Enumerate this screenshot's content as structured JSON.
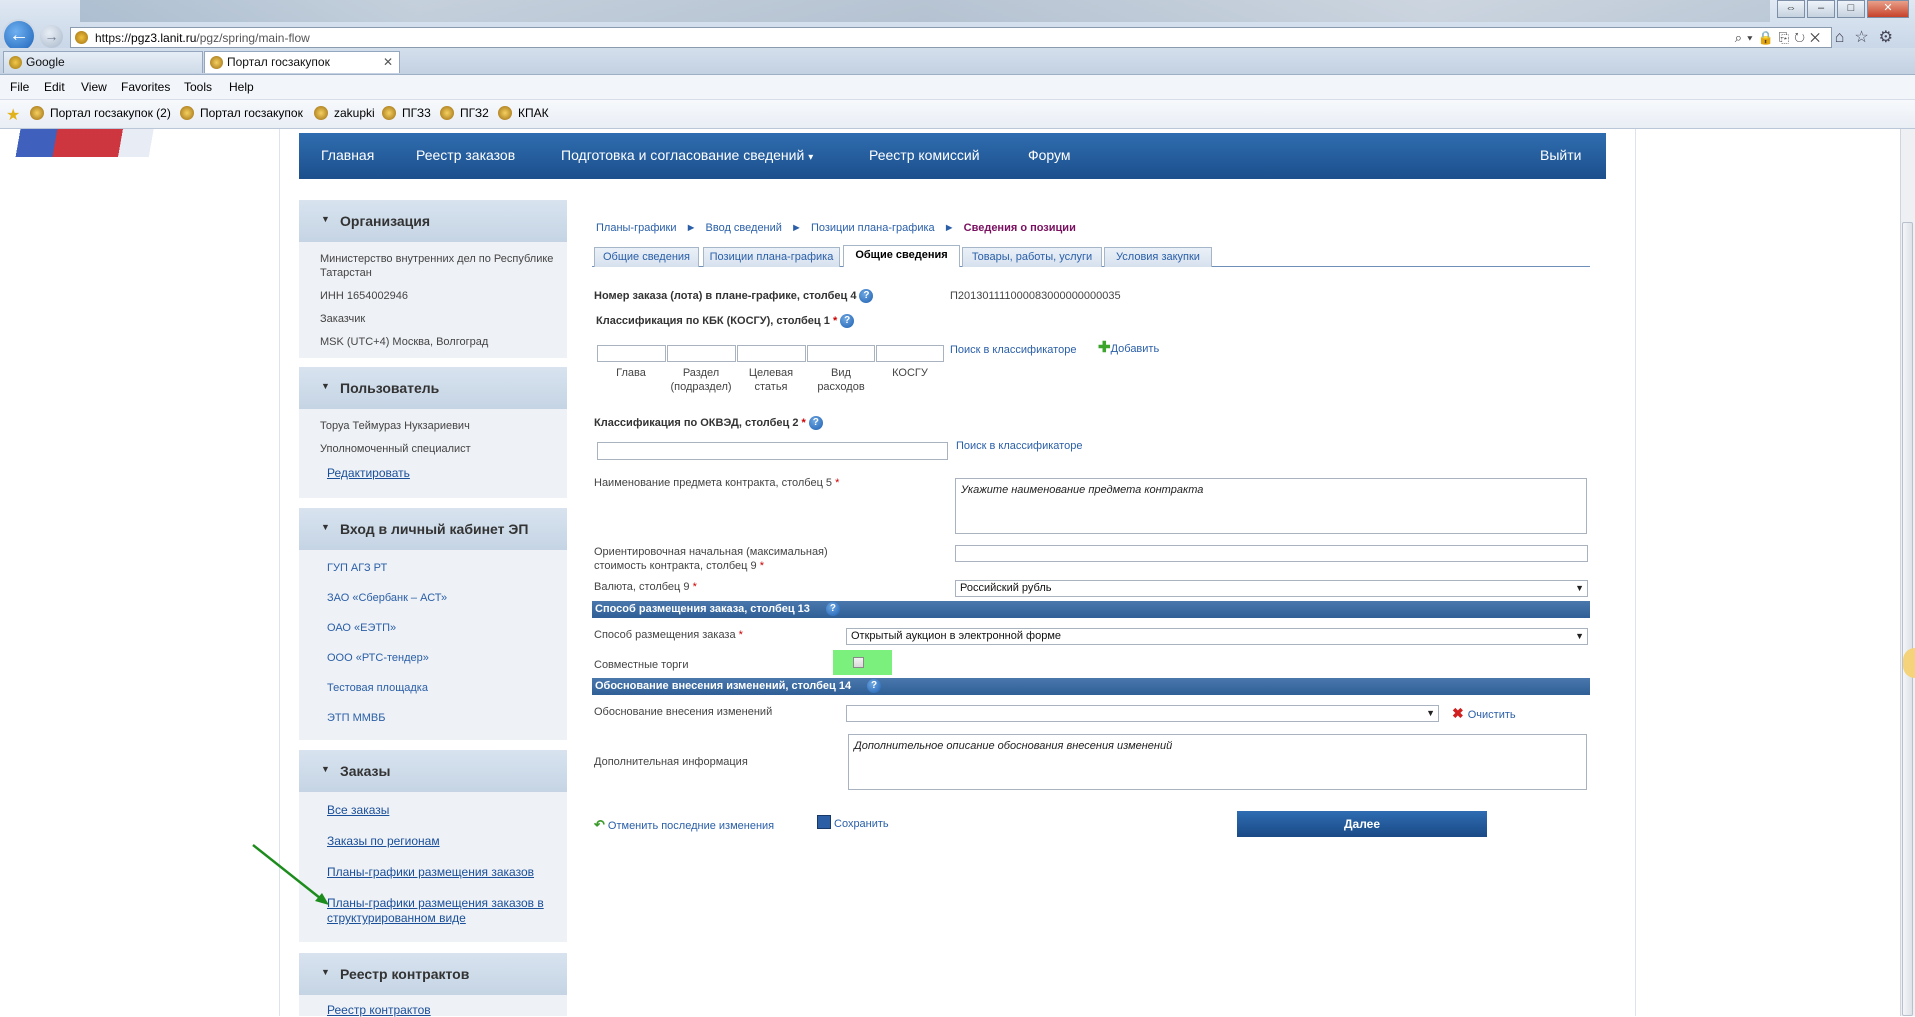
{
  "browser": {
    "url_prefix": "https://",
    "url_host": "pgz3.lanit.ru",
    "url_path": "/pgz/spring/main-flow",
    "tabs": [
      {
        "label": "Google"
      },
      {
        "label": "Портал госзакупок"
      }
    ],
    "menu": [
      "File",
      "Edit",
      "View",
      "Favorites",
      "Tools",
      "Help"
    ],
    "favorites": [
      "Портал госзакупок (2)",
      "Портал госзакупок",
      "zakupki",
      "ПГЗ3",
      "ПГЗ2",
      "КПАК"
    ]
  },
  "nav": {
    "items": [
      "Главная",
      "Реестр заказов",
      "Подготовка и согласование сведений",
      "Реестр комиссий",
      "Форум"
    ],
    "dropdown_marker": "▾",
    "logout": "Выйти"
  },
  "sidebar": {
    "org": {
      "title": "Организация",
      "name": "Министерство внутренних дел по Республике Татарстан",
      "inn": "ИНН 1654002946",
      "role": "Заказчик",
      "timezone": "MSK (UTC+4) Москва, Волгоград"
    },
    "user": {
      "title": "Пользователь",
      "name": "Торуа Теймураз Нукзариевич",
      "role": "Уполномоченный специалист",
      "edit_link": "Редактировать"
    },
    "ep": {
      "title": "Вход в личный кабинет ЭП",
      "links": [
        "ГУП АГЗ РТ",
        "ЗАО «Сбербанк – АСТ»",
        "ОАО «ЕЭТП»",
        "ООО «РТС-тендер»",
        "Тестовая площадка",
        "ЭТП ММВБ"
      ]
    },
    "orders": {
      "title": "Заказы",
      "links": [
        "Все заказы",
        "Заказы по регионам",
        "Планы-графики размещения заказов",
        "Планы-графики размещения заказов в структурированном виде"
      ]
    },
    "contracts": {
      "title": "Реестр контрактов",
      "links": [
        "Реестр контрактов"
      ]
    }
  },
  "breadcrumb": {
    "items": [
      "Планы-графики",
      "Ввод сведений",
      "Позиции плана-графика"
    ],
    "separator": "►",
    "current": "Сведения о позиции"
  },
  "form_tabs": [
    {
      "label": "Общие сведения",
      "active": false
    },
    {
      "label": "Позиции плана-графика",
      "active": false
    },
    {
      "label": "Общие сведения",
      "active": true
    },
    {
      "label": "Товары, работы, услуги",
      "active": false
    },
    {
      "label": "Условия закупки",
      "active": false
    }
  ],
  "form": {
    "order_number_label": "Номер заказа (лота) в плане-графике, столбец 4",
    "order_number_value": "П201301111000083000000000035",
    "help_glyph": "?",
    "required_mark": "*",
    "kbk_label": "Классификация по КБК (КОСГУ), столбец 1",
    "kbk_fields": [
      "Глава",
      "Раздел (подраздел)",
      "Целевая статья",
      "Вид расходов",
      "КОСГУ"
    ],
    "search_classifier": "Поиск в классификаторе",
    "add_label": "Добавить",
    "okved_label": "Классификация по ОКВЭД, столбец 2",
    "subject_label": "Наименование предмета контракта, столбец 5",
    "subject_placeholder": "Укажите наименование предмета контракта",
    "price_label": "Ориентировочная начальная (максимальная) стоимость контракта, столбец 9",
    "currency_label": "Валюта, столбец 9",
    "currency_value": "Российский рубль",
    "placement_section": "Способ размещения заказа, столбец 13",
    "placement_label": "Способ размещения заказа",
    "placement_value": "Открытый аукцион в электронной форме",
    "joint_label": "Совместные торги",
    "changes_section": "Обоснование внесения изменений, столбец 14",
    "changes_label": "Обоснование внесения изменений",
    "clear_label": "Очистить",
    "extra_label": "Дополнительная информация",
    "extra_placeholder": "Дополнительное описание обоснования внесения изменений",
    "undo_label": "Отменить последние изменения",
    "save_label": "Сохранить",
    "next_label": "Далее"
  },
  "colors": {
    "nav_bg": "#1c4f8c",
    "section_bar": "#2f5f96",
    "link": "#2a5fa8",
    "breadcrumb_current": "#7a1060",
    "highlight": "#7cf07c",
    "annotation_arrow": "#1c8c1c"
  }
}
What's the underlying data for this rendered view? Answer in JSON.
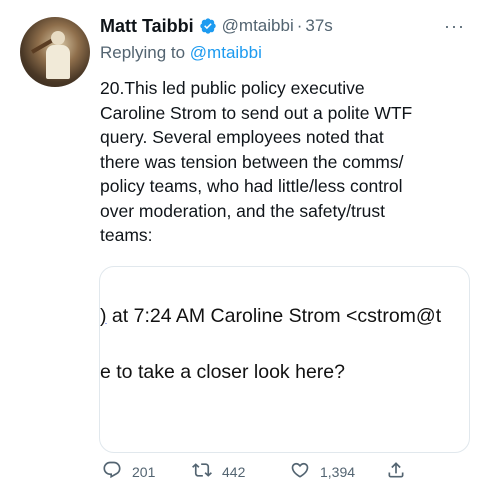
{
  "tweet": {
    "author_name": "Matt Taibbi",
    "handle": "@mtaibbi",
    "separator": "·",
    "timestamp": "37s",
    "more_icon": "more-horizontal-icon",
    "more_glyph": "···",
    "replying_prefix": "Replying to",
    "replying_mention": "@mtaibbi",
    "text_lines": [
      "20.This led public policy executive",
      "Caroline Strom to send out a polite WTF",
      "query. Several employees noted that",
      "there was tension between the comms/",
      "policy teams, who had little/less control",
      "over moderation, and the safety/trust",
      "teams:"
    ],
    "image": {
      "line1_prefix": ")",
      "line1_text": " at 7:24 AM Caroline Strom <cstrom@t",
      "line2_text": "e to take a closer look here?"
    },
    "actions": {
      "reply_count": "201",
      "retweet_count": "442",
      "like_count": "1,394"
    },
    "colors": {
      "accent": "#1d9bf0",
      "secondary_text": "#536471",
      "primary_text": "#0f1419"
    }
  }
}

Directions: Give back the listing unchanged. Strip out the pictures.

Solution for this problem:
Enumerate this screenshot's content as structured JSON.
{
  "browser": {
    "url_prefix": "https://",
    "url_host": "pgz3.lanit.ru",
    "url_path": "/pgz/spring/main-flow",
    "tabs": [
      {
        "label": "Google"
      },
      {
        "label": "Портал госзакупок"
      }
    ],
    "menu": [
      "File",
      "Edit",
      "View",
      "Favorites",
      "Tools",
      "Help"
    ],
    "favorites": [
      "Портал госзакупок (2)",
      "Портал госзакупок",
      "zakupki",
      "ПГЗ3",
      "ПГЗ2",
      "КПАК"
    ]
  },
  "nav": {
    "items": [
      "Главная",
      "Реестр заказов",
      "Подготовка и согласование сведений",
      "Реестр комиссий",
      "Форум"
    ],
    "dropdown_marker": "▾",
    "logout": "Выйти"
  },
  "sidebar": {
    "org": {
      "title": "Организация",
      "name": "Министерство внутренних дел по Республике Татарстан",
      "inn": "ИНН 1654002946",
      "role": "Заказчик",
      "timezone": "MSK (UTC+4) Москва, Волгоград"
    },
    "user": {
      "title": "Пользователь",
      "name": "Торуа Теймураз Нукзариевич",
      "role": "Уполномоченный специалист",
      "edit_link": "Редактировать"
    },
    "ep": {
      "title": "Вход в личный кабинет ЭП",
      "links": [
        "ГУП АГЗ РТ",
        "ЗАО «Сбербанк – АСТ»",
        "ОАО «ЕЭТП»",
        "ООО «РТС-тендер»",
        "Тестовая площадка",
        "ЭТП ММВБ"
      ]
    },
    "orders": {
      "title": "Заказы",
      "links": [
        "Все заказы",
        "Заказы по регионам",
        "Планы-графики размещения заказов",
        "Планы-графики размещения заказов в структурированном виде"
      ]
    },
    "contracts": {
      "title": "Реестр контрактов",
      "links": [
        "Реестр контрактов"
      ]
    }
  },
  "breadcrumb": {
    "items": [
      "Планы-графики",
      "Ввод сведений",
      "Позиции плана-графика"
    ],
    "separator": "►",
    "current": "Сведения о позиции"
  },
  "form_tabs": [
    {
      "label": "Общие сведения",
      "active": false
    },
    {
      "label": "Позиции плана-графика",
      "active": false
    },
    {
      "label": "Общие сведения",
      "active": true
    },
    {
      "label": "Товары, работы, услуги",
      "active": false
    },
    {
      "label": "Условия закупки",
      "active": false
    }
  ],
  "form": {
    "order_number_label": "Номер заказа (лота) в плане-графике, столбец 4",
    "order_number_value": "П201301111000083000000000035",
    "help_glyph": "?",
    "required_mark": "*",
    "kbk_label": "Классификация по КБК (КОСГУ), столбец 1",
    "kbk_fields": [
      "Глава",
      "Раздел (подраздел)",
      "Целевая статья",
      "Вид расходов",
      "КОСГУ"
    ],
    "search_classifier": "Поиск в классификаторе",
    "add_label": "Добавить",
    "okved_label": "Классификация по ОКВЭД, столбец 2",
    "subject_label": "Наименование предмета контракта, столбец 5",
    "subject_placeholder": "Укажите наименование предмета контракта",
    "price_label": "Ориентировочная начальная (максимальная) стоимость контракта, столбец 9",
    "currency_label": "Валюта, столбец 9",
    "currency_value": "Российский рубль",
    "placement_section": "Способ размещения заказа, столбец 13",
    "placement_label": "Способ размещения заказа",
    "placement_value": "Открытый аукцион в электронной форме",
    "joint_label": "Совместные торги",
    "changes_section": "Обоснование внесения изменений, столбец 14",
    "changes_label": "Обоснование внесения изменений",
    "clear_label": "Очистить",
    "extra_label": "Дополнительная информация",
    "extra_placeholder": "Дополнительное описание обоснования внесения изменений",
    "undo_label": "Отменить последние изменения",
    "save_label": "Сохранить",
    "next_label": "Далее"
  },
  "colors": {
    "nav_bg": "#1c4f8c",
    "section_bar": "#2f5f96",
    "link": "#2a5fa8",
    "breadcrumb_current": "#7a1060",
    "highlight": "#7cf07c",
    "annotation_arrow": "#1c8c1c"
  }
}
What's the underlying data for this rendered view? Answer in JSON.
{
  "tweet": {
    "author_name": "Matt Taibbi",
    "handle": "@mtaibbi",
    "separator": "·",
    "timestamp": "37s",
    "more_icon": "more-horizontal-icon",
    "more_glyph": "···",
    "replying_prefix": "Replying to",
    "replying_mention": "@mtaibbi",
    "text_lines": [
      "20.This led public policy executive",
      "Caroline Strom to send out a polite WTF",
      "query. Several employees noted that",
      "there was tension between the comms/",
      "policy teams, who had little/less control",
      "over moderation, and the safety/trust",
      "teams:"
    ],
    "image": {
      "line1_prefix": ")",
      "line1_text": " at 7:24 AM Caroline Strom <cstrom@t",
      "line2_text": "e to take a closer look here?"
    },
    "actions": {
      "reply_count": "201",
      "retweet_count": "442",
      "like_count": "1,394"
    },
    "colors": {
      "accent": "#1d9bf0",
      "secondary_text": "#536471",
      "primary_text": "#0f1419"
    }
  }
}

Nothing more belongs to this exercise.